The referee blew the series of short whistles which signaled the swimmers that their event was going to start. I could feel the anxiety rising in my chest. Anita was supposed to be in lane 5, the very lane where her mother was timing. I watched her mother look at her clipboard, realize Anita should be there, and start scanning the crowd, too.
The referee blew one long whistle, the step-up command for the swimmers. No Anita.
“Take your mark,” the starter commanded and then sounded the buzzer. The swimmers dove in, the swimmers that were there, that is.
It was right about that point when I saw Anita, hovering near lane 1, talking to one of our coaches. She rushed over to lane 5, and judging by her mother’s hand gestures, heard something along these lines: “Where were you?! You just missed your event!”
Anita said something to her mother. Her mother looked at Anita’s hand. Then Anita was gone.
About half an hour later, I saw Anita, dressed in street clothes, loitering near where the times were posted. She looked so sad, I didn’t have the heart to say anything to her. Plus, I figured that her mother was going to give her what-for for the whole car ride home.
Back on the pool deck, one of the other coaches was talking with Anita’s mother.
“It’s all my fault,” the mom was saying. “I wrote it wrong on her hand.”
Swimmers often write their events, heats, and lanes on the their hands to help them get to the right place at the right time.
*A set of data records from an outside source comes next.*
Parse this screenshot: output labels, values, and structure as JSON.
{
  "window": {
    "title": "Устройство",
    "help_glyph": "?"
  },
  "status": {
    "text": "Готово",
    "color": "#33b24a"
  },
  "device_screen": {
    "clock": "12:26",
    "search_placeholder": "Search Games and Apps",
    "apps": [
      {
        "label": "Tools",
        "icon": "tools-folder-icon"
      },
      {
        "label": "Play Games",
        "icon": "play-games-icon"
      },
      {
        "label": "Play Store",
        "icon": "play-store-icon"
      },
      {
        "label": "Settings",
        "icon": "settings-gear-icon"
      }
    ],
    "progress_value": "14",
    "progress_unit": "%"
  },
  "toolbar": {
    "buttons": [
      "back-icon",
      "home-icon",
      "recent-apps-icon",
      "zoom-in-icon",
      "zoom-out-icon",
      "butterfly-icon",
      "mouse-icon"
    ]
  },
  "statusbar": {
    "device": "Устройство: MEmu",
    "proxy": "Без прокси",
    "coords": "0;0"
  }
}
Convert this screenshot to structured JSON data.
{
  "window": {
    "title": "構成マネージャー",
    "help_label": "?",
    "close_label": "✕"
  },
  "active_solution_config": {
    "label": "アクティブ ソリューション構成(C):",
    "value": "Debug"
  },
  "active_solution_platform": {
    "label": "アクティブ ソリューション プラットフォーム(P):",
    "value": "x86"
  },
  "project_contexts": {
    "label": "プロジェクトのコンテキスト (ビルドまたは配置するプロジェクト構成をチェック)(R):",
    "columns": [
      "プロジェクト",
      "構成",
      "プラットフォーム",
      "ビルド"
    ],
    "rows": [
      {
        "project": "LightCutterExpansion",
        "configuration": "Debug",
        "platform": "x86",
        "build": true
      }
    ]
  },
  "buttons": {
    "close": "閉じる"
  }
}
“I transposed the heat and the lane,” she went. “I wrote Heat 5, Lane 1, when she should have been in Heat 1, Lane 5.”
It wasn’t Anita’s fault after all. I thought Anita’s cluelessness led to her missing the event. I was wrong. I thought Anita’s mother was upset with her for missing the event. I was wrong again. I had misread the whole thing.